Switching high schools didn't strike the Keiths as anything extraordinary.
Greg Keith attended Myers Park himself as a teen. His father pulled him out when the basketball coach refused to play him ahead of older players. Greg enrolled in McCallie, where he became the school's all-time leading scorer and earned a scholarship to the University of Georgia.
India Keith was a young girl swimming for fun in Hillsville, Va., when some Junior Olympics coaches asked if she could be brought to the next town each day to train. Her family wasn't able to do it.
Now a lawyer, she still wonders how good she might have been.
"I just don't want to have that regret with my kids."
So when Cody found himself stuck as Myers Park's backup quarterback last season, the Keiths decided to act. They believed their son had the talent to start.
They had flown him several times this summer to California to see Steve Clarkson, a quarterbacks coach whose player evaluations cost $3,000 and whose four-hour, one-on-one sessions go for $1,000.
His clients have included the sons of hockey star Wayne Gretzky, rapper Snoop Dogg and Hall of Fame quarterback Joe Montana. Clarkson is in such heavy demand that he auditions players before accepting them for coaching; one Los Angeles Daily News writer dubbed it "the football equivalent of getting into Harvard."
The Keiths declined to let Cody be interviewed for this story. But in a player diary posted on Clarkson's Web site, he described how he came to the camp.

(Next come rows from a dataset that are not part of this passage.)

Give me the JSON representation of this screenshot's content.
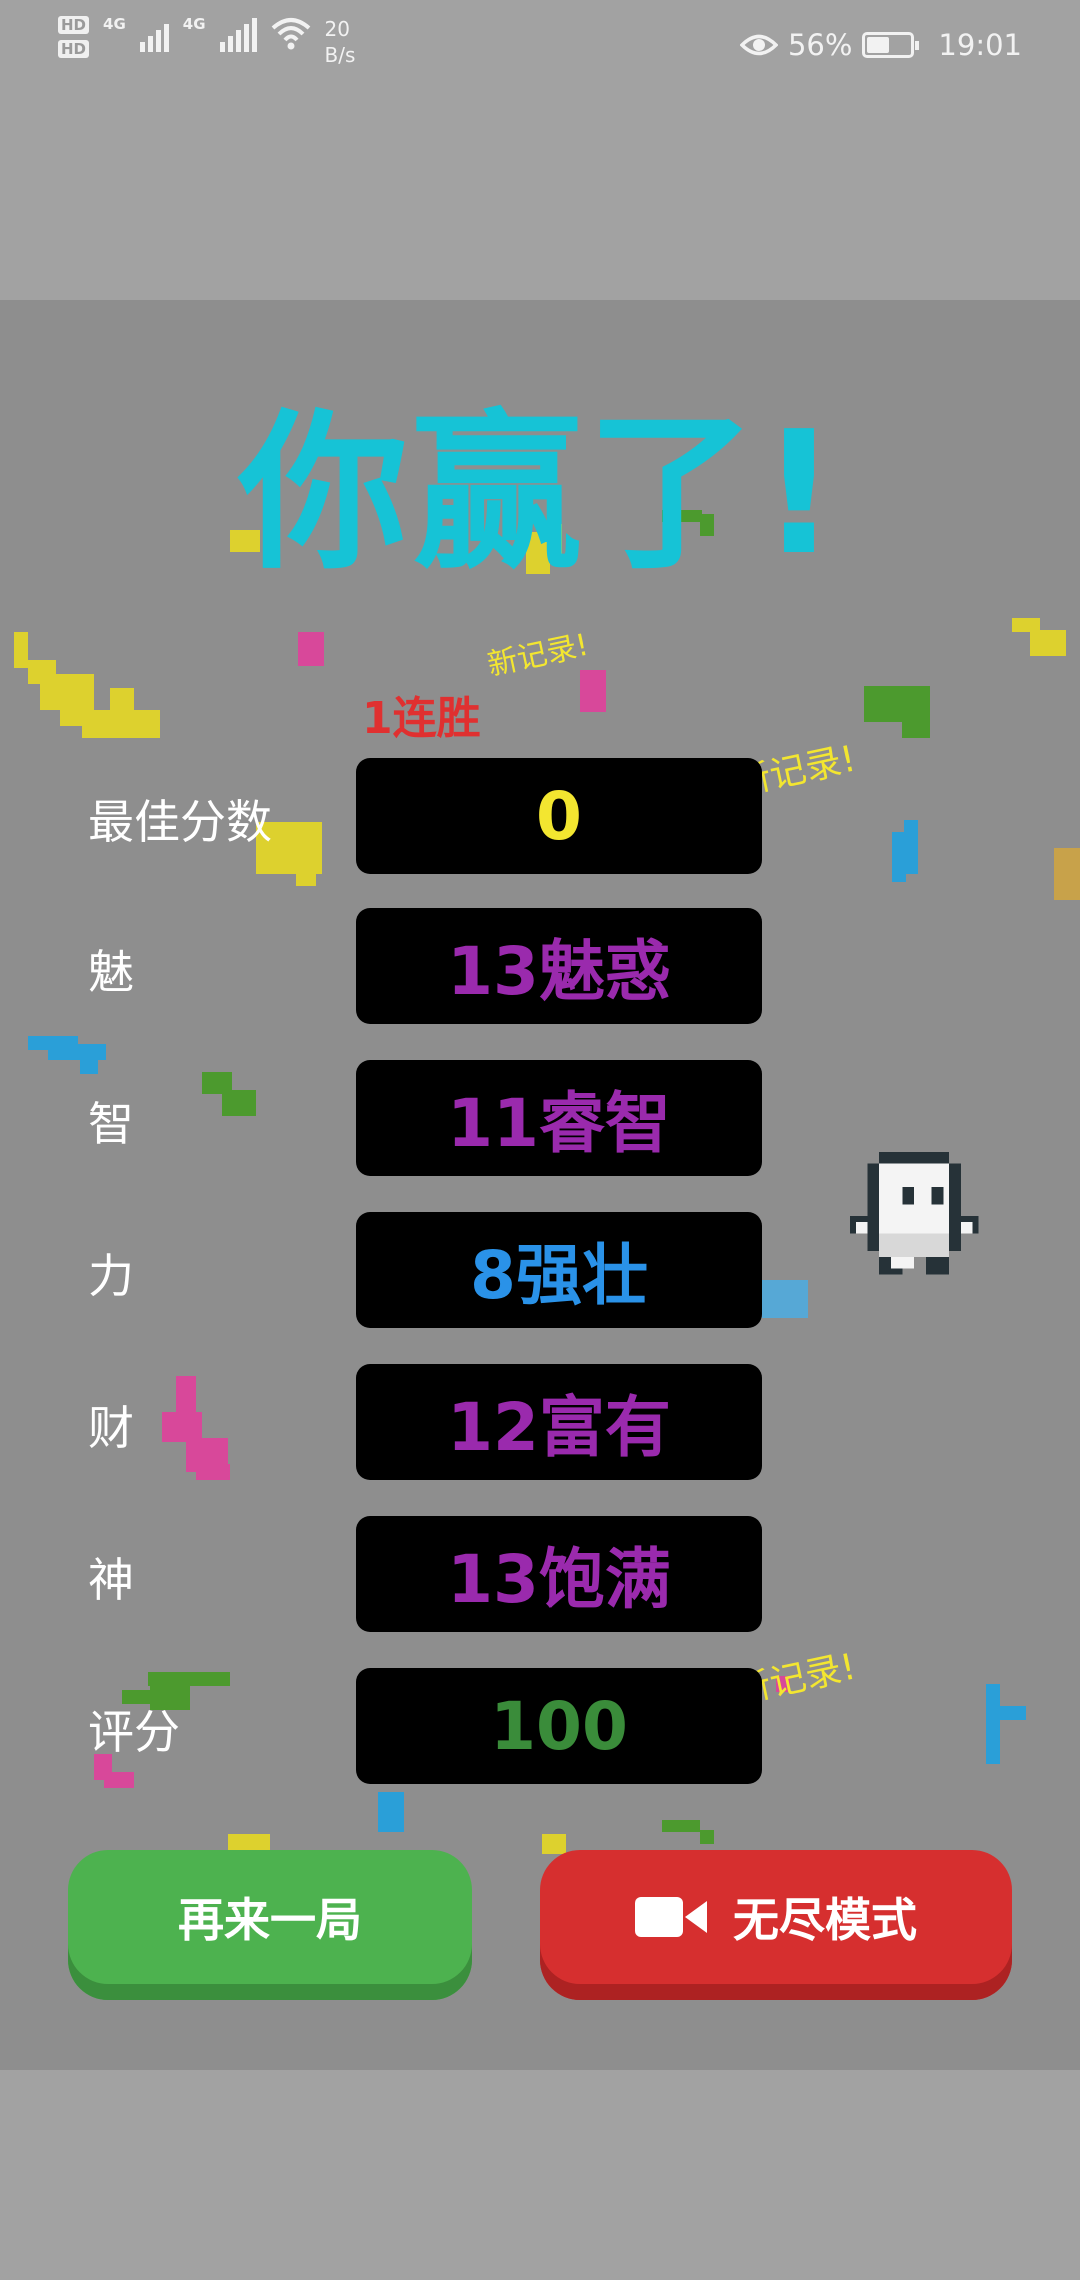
{
  "status_bar": {
    "hd1": "HD",
    "hd2": "HD",
    "net1": "4G",
    "net2": "4G",
    "speed_value": "20",
    "speed_unit": "B/s",
    "battery_percent": "56%",
    "time": "19:01",
    "battery_level": 0.56
  },
  "game": {
    "title": "你赢了!",
    "streak": "1连胜",
    "new_record_1": "新记录!",
    "new_record_2": "新记录!",
    "new_record_3": "新记录!",
    "rows": [
      {
        "label": "最佳分数",
        "value": "0",
        "color": "#f3e630"
      },
      {
        "label": "魅",
        "value": "13魅惑",
        "color": "#9a2aad"
      },
      {
        "label": "智",
        "value": "11睿智",
        "color": "#9a2aad"
      },
      {
        "label": "力",
        "value": "8强壮",
        "color": "#2a92e8"
      },
      {
        "label": "财",
        "value": "12富有",
        "color": "#9a2aad"
      },
      {
        "label": "神",
        "value": "13饱满",
        "color": "#9a2aad"
      },
      {
        "label": "评分",
        "value": "100",
        "color": "#3a8c3a"
      }
    ],
    "buttons": {
      "replay": "再来一局",
      "endless": "无尽模式"
    }
  },
  "colors": {
    "title": "#16c3d6",
    "panel_bg": "#8e8e8e",
    "green_button": "#4db24f",
    "red_button": "#d62f2f"
  },
  "icons": [
    "eye-icon",
    "battery-icon",
    "wifi-icon",
    "signal-icon",
    "video-camera-icon"
  ]
}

"My dad told me about it one day and said we would be going out to California, " he wrote. "I just kind of went with it."

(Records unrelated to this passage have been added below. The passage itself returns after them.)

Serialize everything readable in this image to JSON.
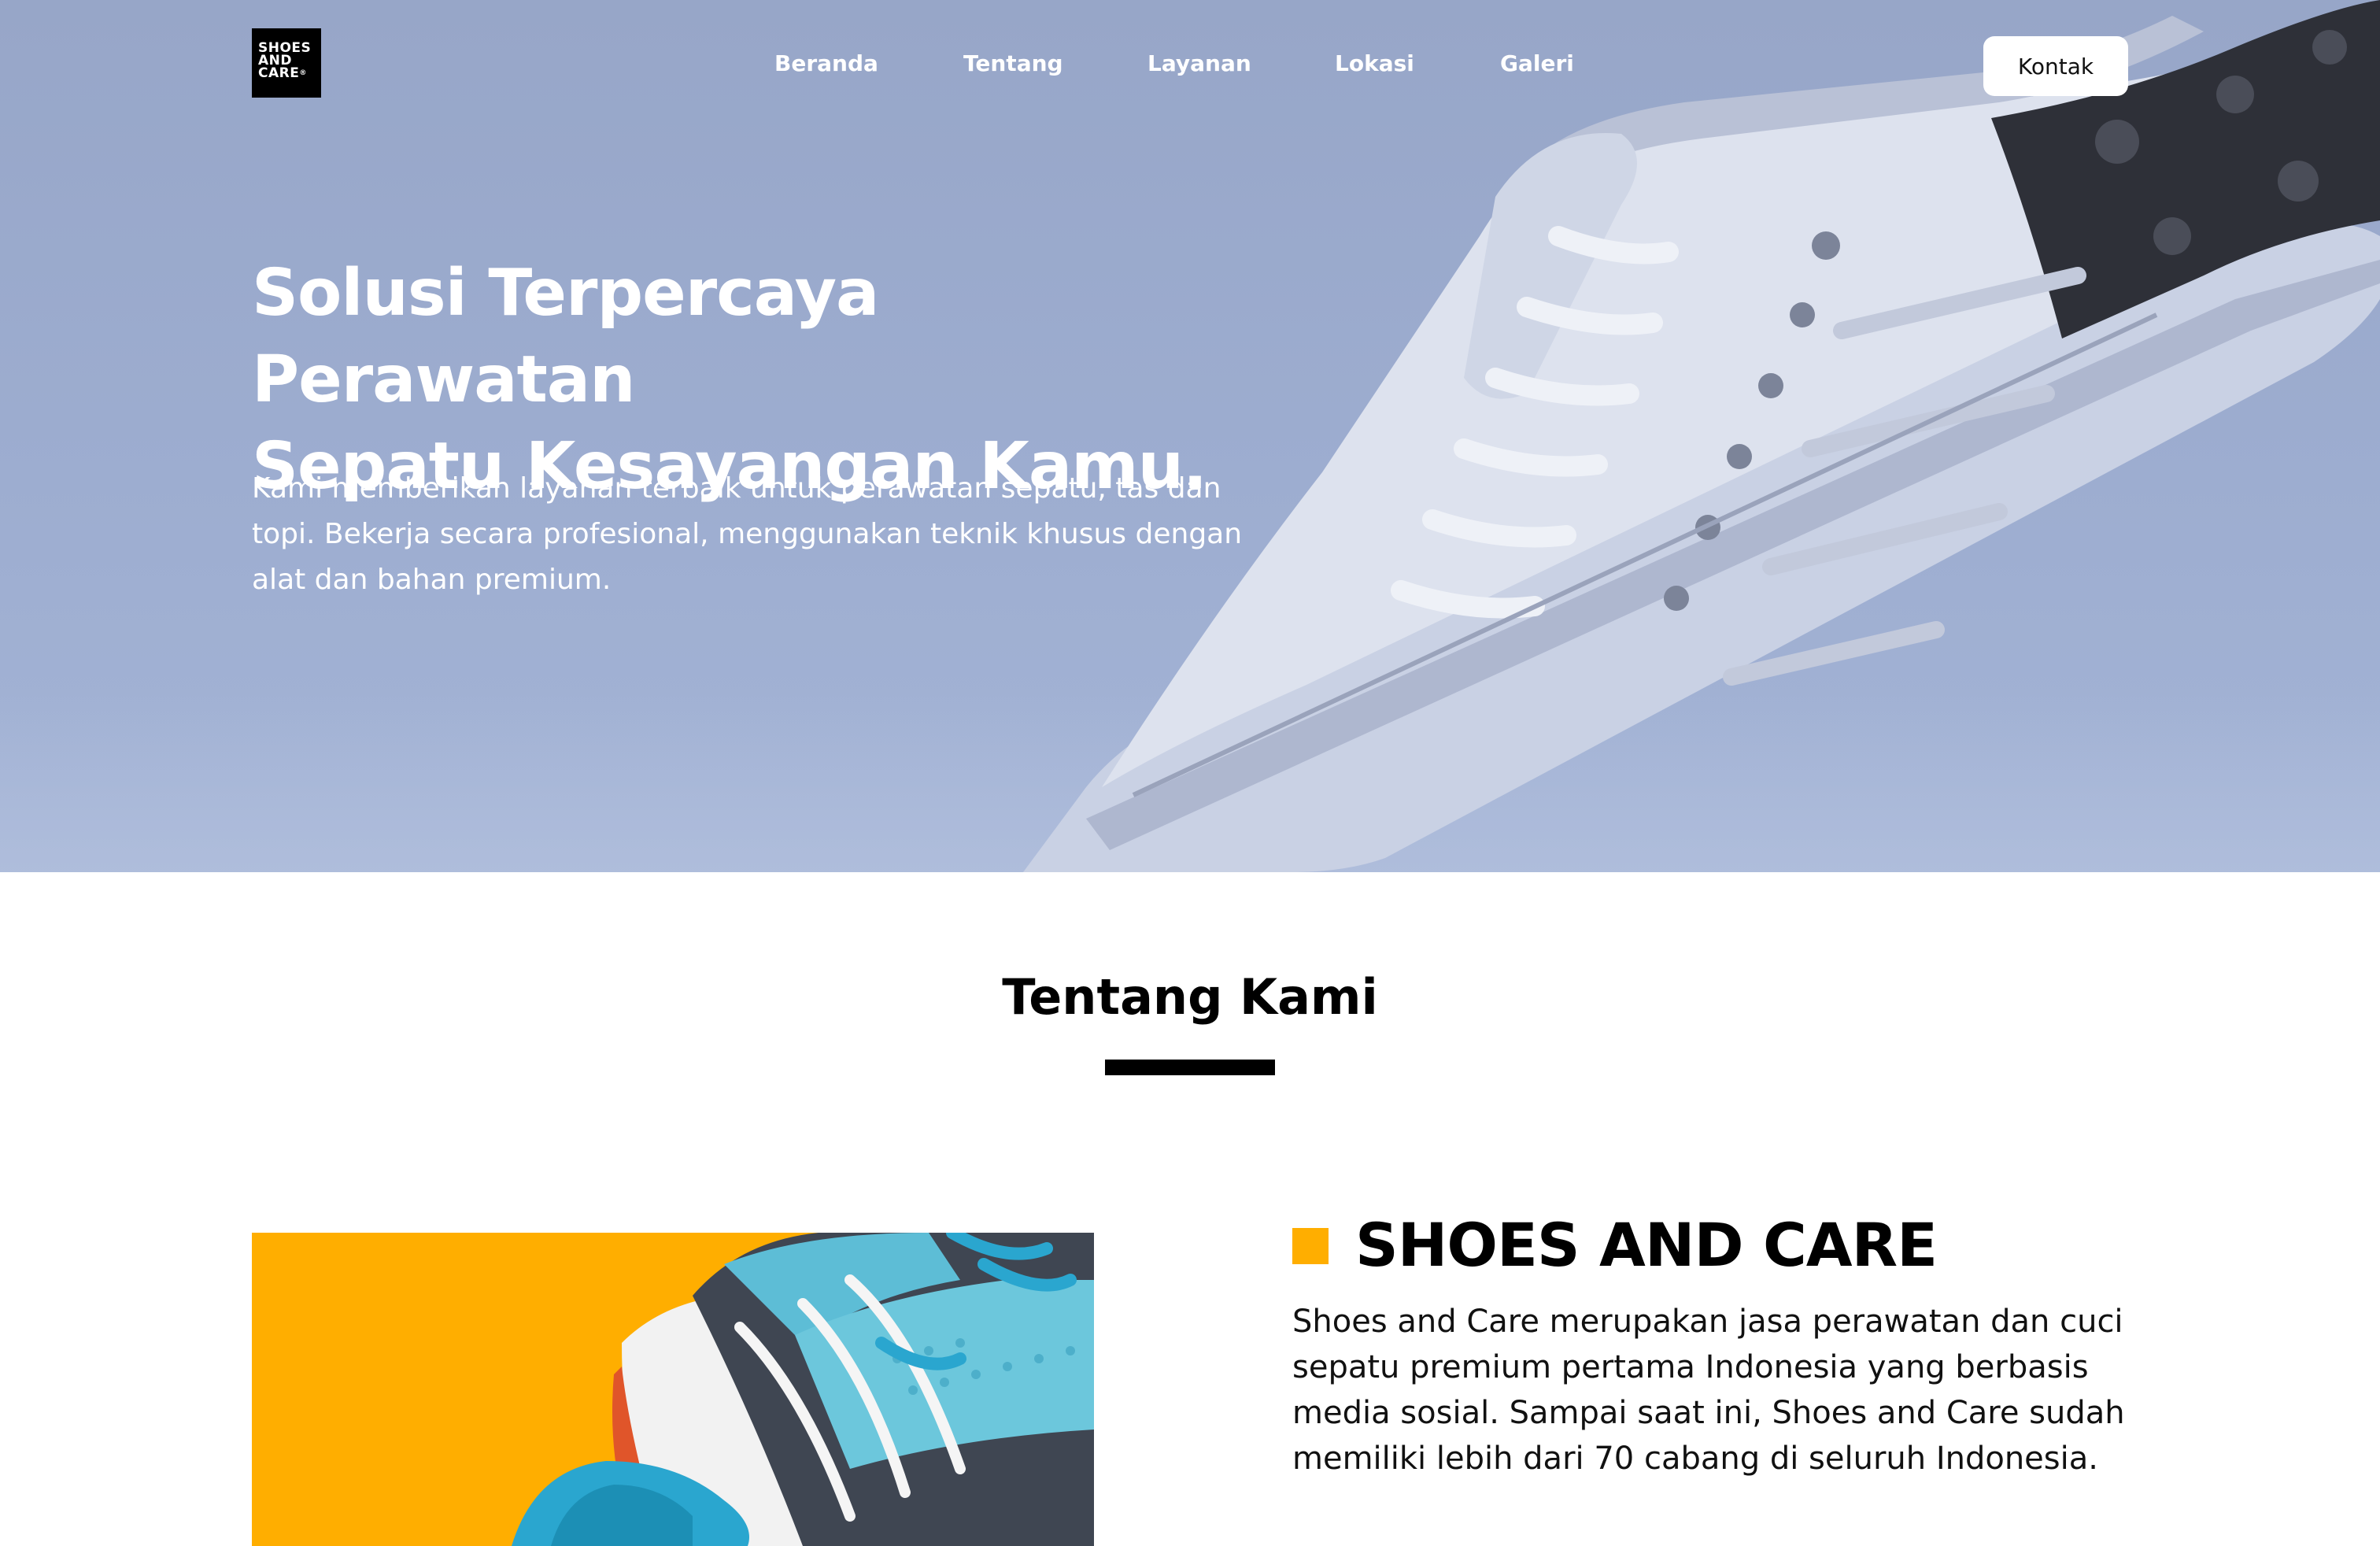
{
  "brand": {
    "logo_lines": [
      "SHOES",
      "AND",
      "CARE"
    ],
    "logo_mark": "®"
  },
  "nav": {
    "items": [
      {
        "label": "Beranda"
      },
      {
        "label": "Tentang"
      },
      {
        "label": "Layanan"
      },
      {
        "label": "Lokasi"
      },
      {
        "label": "Galeri"
      }
    ],
    "contact_label": "Kontak"
  },
  "hero": {
    "title_line1": "Solusi Terpercaya Perawatan",
    "title_line2": "Sepatu Kesayangan Kamu.",
    "description_line1": "Kami memberikan layanan terbaik untuk perawatan sepatu, tas dan",
    "description_line2": "topi. Bekerja secara profesional, menggunakan teknik khusus dengan",
    "description_line3": "alat dan bahan premium."
  },
  "about": {
    "section_title": "Tentang Kami",
    "heading": "SHOES AND CARE",
    "text_line1": "Shoes and Care merupakan jasa perawatan dan cuci",
    "text_line2": "sepatu premium pertama Indonesia yang berbasis",
    "text_line3": "media sosial. Sampai saat ini, Shoes and Care sudah",
    "text_line4": "memiliki lebih dari 70 cabang di seluruh Indonesia."
  },
  "colors": {
    "hero_bg": "#9dadd0",
    "accent": "#ffae00",
    "text_dark": "#000000",
    "text_light": "#ffffff"
  }
}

More trips to Clarkson's academy are in the family's future, Greg Keith said, as well as trips to other camps such as the ESPN/Under Armor combine in Florida. At 6 feet 3 inches tall and 170 pounds, Cody's growing into the kind of frame college coaches want in a quarterback. Clarkson, according to his Web site, sees "a considerable amount of upside."
That assessment, the site adds, "validated the Keiths' need to be in a situation where Cody would take the majority" of the plays in this, his junior year, "to continue his growth as a QB as well as to flaunt his talents to college recruiters."

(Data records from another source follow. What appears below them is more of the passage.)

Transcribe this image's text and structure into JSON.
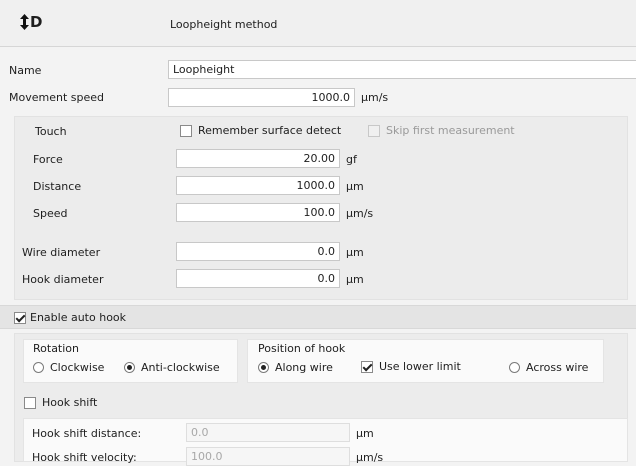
{
  "header": {
    "logo_text": "D",
    "title": "Loopheight method"
  },
  "name": {
    "label": "Name",
    "value": "Loopheight"
  },
  "movement_speed": {
    "label": "Movement speed",
    "value": "1000.0",
    "unit": "µm/s"
  },
  "touch": {
    "label": "Touch",
    "remember_label": "Remember surface detect",
    "remember_checked": false,
    "skip_label": "Skip first measurement",
    "skip_checked": false,
    "force": {
      "label": "Force",
      "value": "20.00",
      "unit": "gf"
    },
    "distance": {
      "label": "Distance",
      "value": "1000.0",
      "unit": "µm"
    },
    "speed": {
      "label": "Speed",
      "value": "100.0",
      "unit": "µm/s"
    }
  },
  "wire_diameter": {
    "label": "Wire diameter",
    "value": "0.0",
    "unit": "µm"
  },
  "hook_diameter": {
    "label": "Hook diameter",
    "value": "0.0",
    "unit": "µm"
  },
  "auto_hook": {
    "label": "Enable auto hook",
    "checked": true
  },
  "rotation": {
    "label": "Rotation",
    "options": [
      "Clockwise",
      "Anti-clockwise"
    ],
    "selected": "Anti-clockwise"
  },
  "position_of_hook": {
    "label": "Position of hook",
    "along_label": "Along wire",
    "along_selected": true,
    "lower_limit_label": "Use lower limit",
    "lower_limit_checked": true,
    "across_label": "Across wire",
    "across_selected": false
  },
  "hook_shift": {
    "label": "Hook shift",
    "checked": false,
    "distance": {
      "label": "Hook shift distance:",
      "value": "0.0",
      "unit": "µm"
    },
    "velocity": {
      "label": "Hook shift velocity:",
      "value": "100.0",
      "unit": "µm/s"
    }
  },
  "colors": {
    "background": "#f3f3f3",
    "panel": "#ececec",
    "input": "#ffffff",
    "disabled_text": "#a8a8a8"
  }
}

That meant he'd have to switch schools.
"I'm still friends with all the guys at Myers Park. I'm still friends with Coach Ruark, " Cody wrote in his diary. "It just wasn't the right place for me."
Deciding on South Meck
The Keiths say they considered private and public schools inside and outside of Mecklenburg County. But they zeroed in on South Meck.
They met with the principal and liked what she said about the school. Cody had friends there. And the Keiths knew the Sabres quarterback job was open.
Last year, after its best season in years, South Meck players were boarding a bus for the playoffs when they learned their season had been forfeited because quarterback Jey Yokeley had been declared ineligible.
He had transferred in, just as Cody intended to do.
South Meck parents warned the Keiths to follow the rules. The same admonition came from Superintendent Peter Gorman, whom GregKeith knew from earlier discussions about possible construction ventures.
This spring, the Keiths paid $737,500 for a 3,600-square-foot house inside the South Meck zone, three miles from their old home in the Myers Park zone. In May, they made the move.
Gorman said if families follow the rules, CMS can't judge their reasons for moving.
"I always hope that parents will make a choice that's in their child's best interest, " Gorman said. "I typically think of that as an academic interest. ... But the family has to make the decision in their hearts."
The Keiths say they have never hesitated to act in their children's behalf.
"We did this with all five kids, starting in kindergarten, " Greg said. "You analyze each child, each year, and you (ask), 'Is this the right place for this particular child?' It's kind of one year at a time."
With Cody Keith at the helm this year, South Meck has advanced deep into the playoffs.
Still, new rumors have cropped up. South Meck rarely throws the ball, so Cody gets few chances to show off his arm. Greg Keith says he hears he's transferring his son to Charlotte Latin or Charlotte Christian or Country Day so he can have a bigger role in a different offense.
None of it's true, he said. "We're very happy at South Meck."